Please copy every line below that contains the string "score".
○ ○ ○ ○ ○
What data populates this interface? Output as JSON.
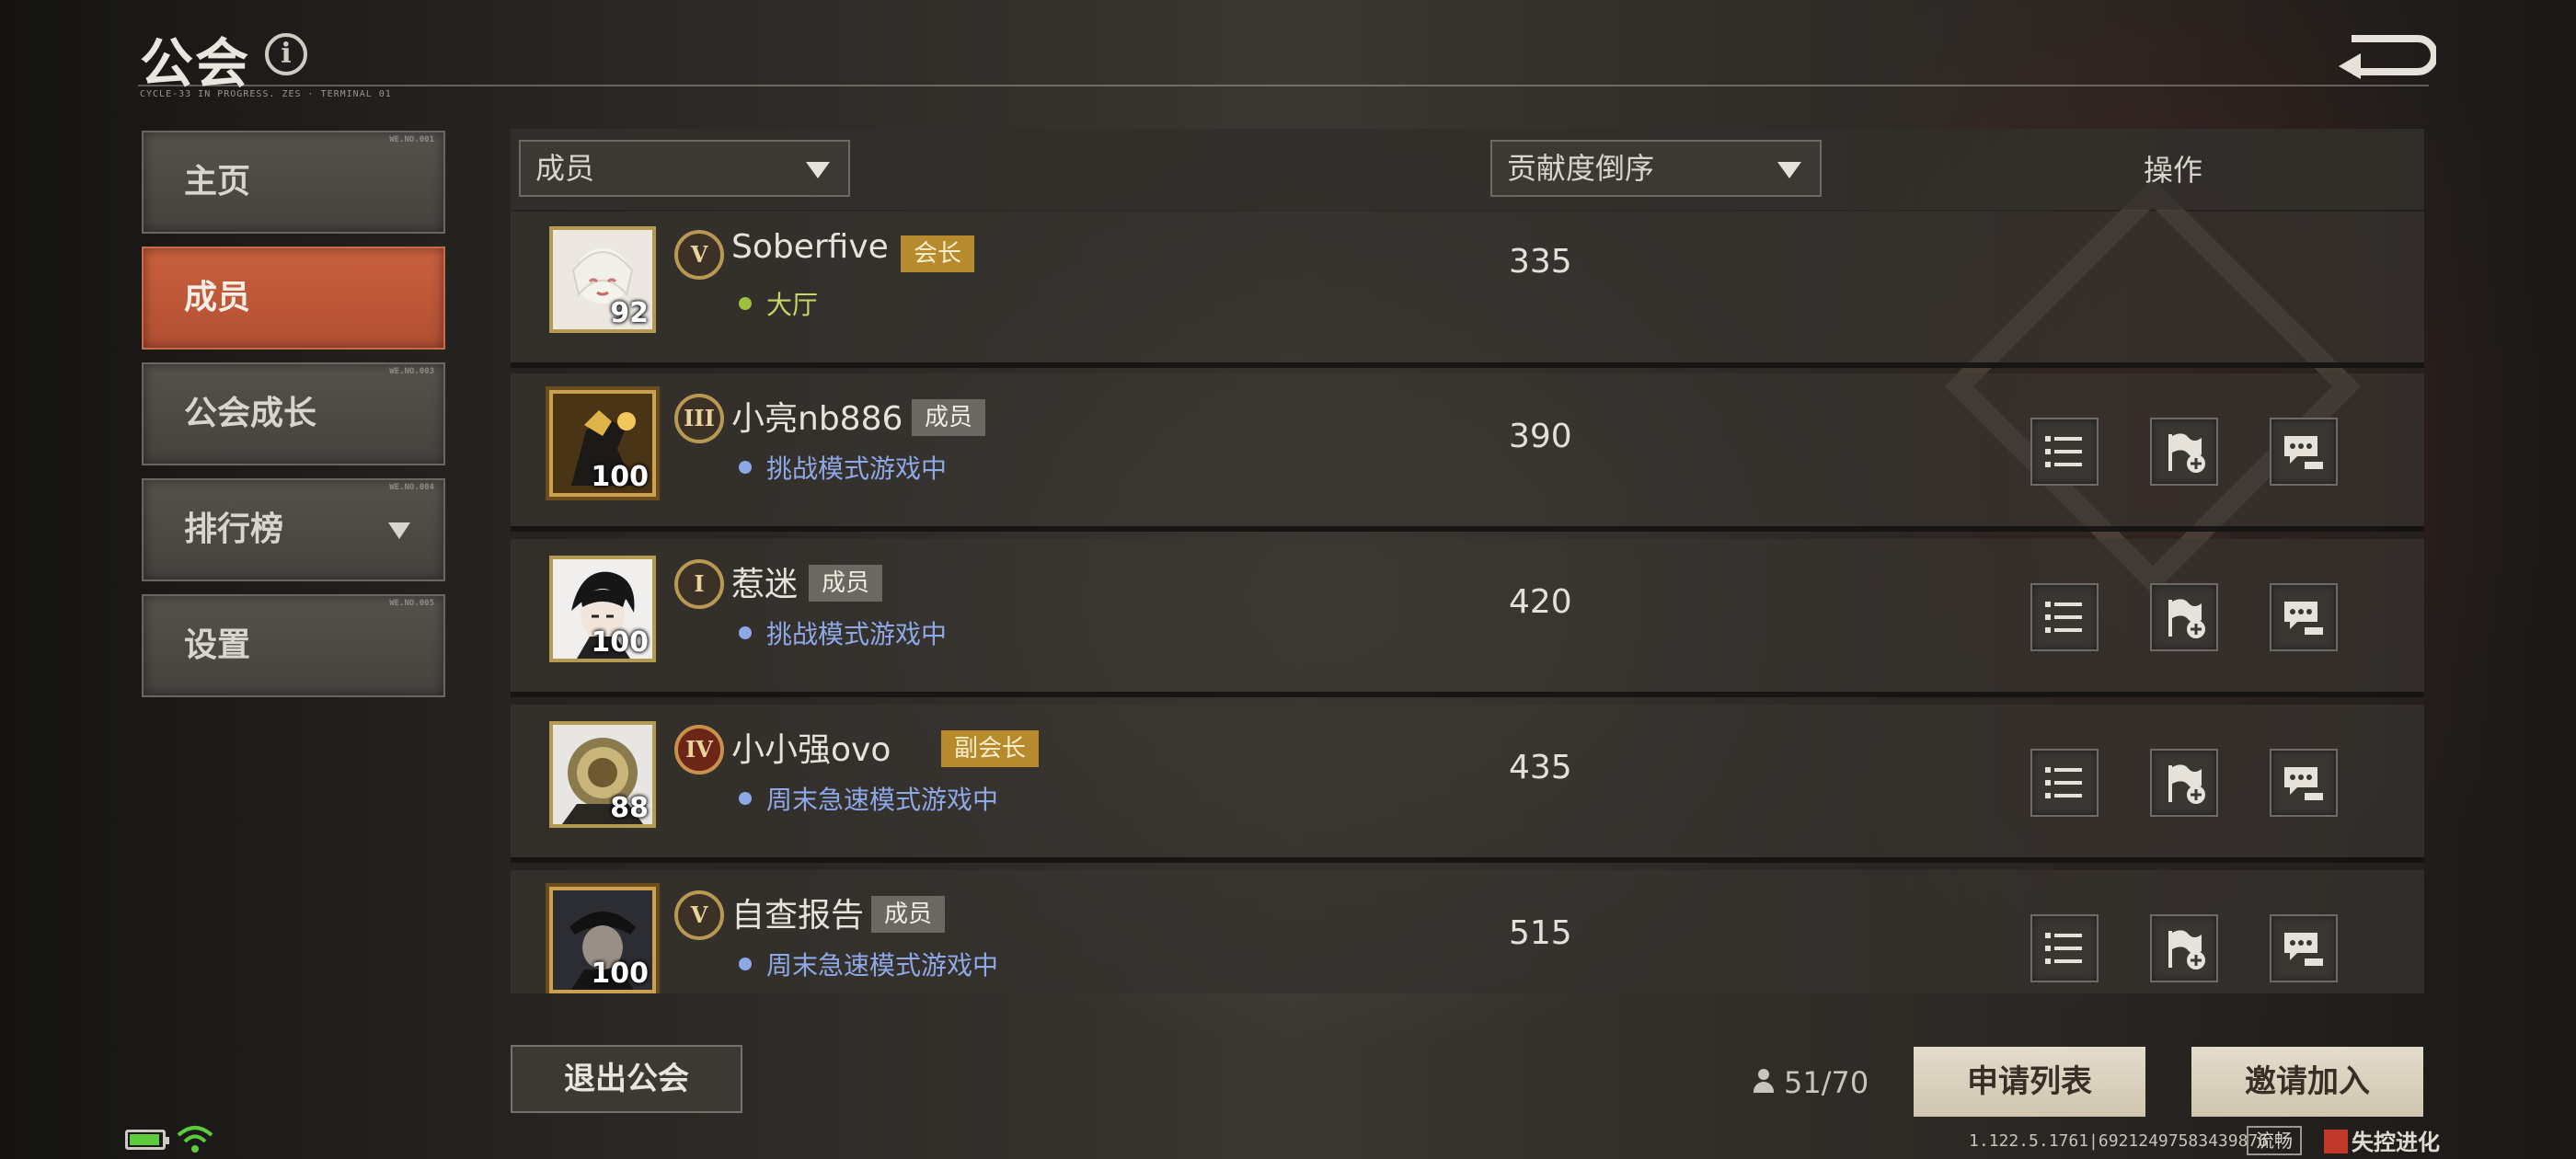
{
  "header": {
    "title": "公会",
    "subtitle": "CYCLE-33 IN PROGRESS.  ZES · TERMINAL 01",
    "info_icon": "info-icon",
    "back_icon": "return-arrow-icon"
  },
  "sidebar": {
    "items": [
      {
        "label": "主页",
        "active": false,
        "tag": "WE.NO.001"
      },
      {
        "label": "成员",
        "active": true,
        "tag": ""
      },
      {
        "label": "公会成长",
        "active": false,
        "tag": "WE.NO.003"
      },
      {
        "label": "排行榜",
        "active": false,
        "tag": "WE.NO.004",
        "has_dropdown": true
      },
      {
        "label": "设置",
        "active": false,
        "tag": "WE.NO.005"
      }
    ]
  },
  "table": {
    "filter_dropdown": "成员",
    "sort_dropdown": "贡献度倒序",
    "ops_header": "操作",
    "rows": [
      {
        "level": "92",
        "rank": "V",
        "name": "Soberfive",
        "role": "会长",
        "role_style": "gold",
        "status": "大厅",
        "status_color": "#9cbf3c",
        "score": "335",
        "has_ops": false
      },
      {
        "level": "100",
        "rank": "III",
        "name": "小亮nb886",
        "role": "成员",
        "role_style": "gray",
        "status": "挑战模式游戏中",
        "status_color": "#8fa8e6",
        "score": "390",
        "has_ops": true
      },
      {
        "level": "100",
        "rank": "I",
        "name": "惹迷",
        "role": "成员",
        "role_style": "gray",
        "status": "挑战模式游戏中",
        "status_color": "#8fa8e6",
        "score": "420",
        "has_ops": true
      },
      {
        "level": "88",
        "rank": "IV",
        "name": "小小强ovo",
        "role": "副会长",
        "role_style": "gold",
        "status": "周末急速模式游戏中",
        "status_color": "#8fa8e6",
        "score": "435",
        "has_ops": true
      },
      {
        "level": "100",
        "rank": "V",
        "name": "自查报告",
        "role": "成员",
        "role_style": "gray",
        "status": "周末急速模式游戏中",
        "status_color": "#8fa8e6",
        "score": "515",
        "has_ops": true
      }
    ],
    "op_icons": [
      "list-icon",
      "flag-add-icon",
      "chat-add-icon"
    ]
  },
  "footer": {
    "leave_button": "退出公会",
    "member_count": "51/70",
    "apply_list_button": "申请列表",
    "invite_button": "邀请加入",
    "version": "1.122.5.1761|69212497583439876",
    "quality_tag": "流畅",
    "logo_text": "失控进化"
  },
  "colors": {
    "accent_active": "#c9603e",
    "status_blue": "#8fa8e6",
    "status_green": "#9cbf3c",
    "role_gold": "#b78a2e"
  }
}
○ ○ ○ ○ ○
__ANSWER TO THE EXERCISE__
        "score": "335",
        "score": "390",
        "score": "420",
        "score": "435",
        "score": "515",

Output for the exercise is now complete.